In the past week two high profiled medical research stories came to international attention. Stories that are very unsettling to the many of us who are among the group of physicians who consider themselves naturalists. The first of these studies published in Lancet revealed that a daily dose of low dose aspirin may not only prevent heart disease but also prevent cancer and decrease the risk of a cancer, if already present, spreading through the blood (metastases). The second story line published in the NEJM demonstrated that bariatric surgery (obesity surgery to reduce stomach size e.g., stapling), was more effective than medical therapy (pills, diet, and exercise) in controlling diabetes type II. While many herald these results as medical breakthroughs, triumphs of modern science, man conquering disease, for others like myself they challenge core beliefs of how we should live and how we should manage our health.
I consider myself a naturalist which does not mean that I abhor science or its fruits of medicine, surgery, radiation, and technology. The breakthroughs in understanding how the human body works and how it is under constant attack by our environment and the science breakthroughs to confront that onslaught is welcome. Antibiotics dramatically increased life expectancy, vaccinations against the polio and small pox viruses prevented thousands from suffering and death, 85% of cancer in children is now curable. However, as much as 70% of disease in younger and middle aged adults is self induced by smoking, sedentary lifestyle and obesity. My belief structure is founded upon a philosophy that for the vast majority of us our natural state is one of health and it is our lifestyle choices that bring on many of the modern diseases that plague our society. The extension of that philosophy is that if poor lifestyle choices can bring on these modern diseases then re-establishing healthy living can eradicate them.
These recent medical research trends obviously challenge that naturalist philosophy. Surgery proved more effective than diet and exercise in controlling diabetes, more interesting still, blood sugars often normalized within hours of surgery suggesting a heretofore unknown mechanism for blood sugar control as calorie restriction and weight loss was previously thought to be the mechanism.
Similarly, irrespective of lifestyle, low dose daily aspirin demonstrated benefit in both vascular disease and cancer reduction — and even more interestingly — prevented cancer spread.

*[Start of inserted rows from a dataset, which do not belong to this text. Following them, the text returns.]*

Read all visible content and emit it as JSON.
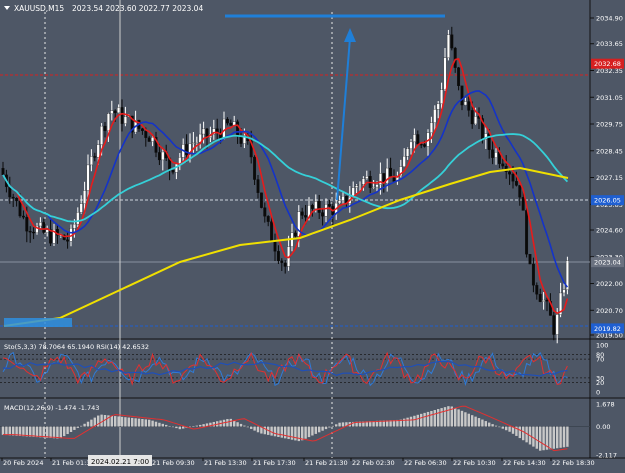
{
  "header": {
    "symbol": "XAUUSD,M15",
    "ohlc": "2023.54 2023.60 2022.77 2023.04"
  },
  "price_axis": {
    "labels": [
      "2034.90",
      "2033.65",
      "2032.35",
      "2031.05",
      "2029.75",
      "2028.45",
      "2027.15",
      "2025.85",
      "2024.60",
      "2023.30",
      "2022.00",
      "2020.70",
      "2019.50"
    ],
    "tags": [
      {
        "text": "2032.68",
        "color": "#d62020",
        "value": 2032.68
      },
      {
        "text": "2026.05",
        "color": "#1f5fd1",
        "value": 2026.05
      },
      {
        "text": "2023.04",
        "color": "#6b7280",
        "value": 2023.04
      },
      {
        "text": "2019.82",
        "color": "#1f5fd1",
        "value": 2019.82
      }
    ]
  },
  "stoch_panel": {
    "label": "Sto(5,3,3) 78.7064 65.1940  RSI(14) 42.6532",
    "axis_labels": [
      "100",
      "80",
      "70",
      "30",
      "20",
      "0"
    ]
  },
  "macd_panel": {
    "label": "MACD(12,26,9) -1.474 -1.743",
    "axis_labels": [
      "1.678",
      "0.00",
      "-2.117"
    ]
  },
  "time_axis": {
    "labels": [
      "20 Feb 2024",
      "21 Feb 01:3",
      "21 Feb 09:30",
      "21 Feb 13:30",
      "21 Feb 17:30",
      "21 Feb 21:30",
      "22 Feb 02:30",
      "22 Feb 06:30",
      "22 Feb 10:30",
      "22 Feb 14:30",
      "22 Feb 18:30"
    ],
    "crosshair_label": "2024.02.21 7:00"
  },
  "colors": {
    "background": "#4e5766",
    "bull_candle": "#ffffff",
    "bear_candle": "#0a0a0a",
    "ma_red": "#e51c1c",
    "ma_blue": "#1433c8",
    "ma_cyan": "#35d0d8",
    "ma_yellow": "#f0e000",
    "stoch_main": "#2f7bd8",
    "stoch_signal": "#e23030",
    "macd_hist": "#c8c8c8",
    "macd_signal": "#e23030"
  }
}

How to incorporate these results into the physicians tool-box, how to identify those who are best served by these interventions and those who may be harmed as no intervention is risk free is critical to optimizing the expansion of the medical arsenal against the onslaught of disease as we age. Naturalists like myself will continue to struggle with such findings and continue to expound upon the benefits of healthy lifestyle but we must not ignore the science that we also cherish. In the coming weeks we will provide more insight into these research breakthroughs that may forever change the landscape the medical care.
Dr. Bruce Feinberg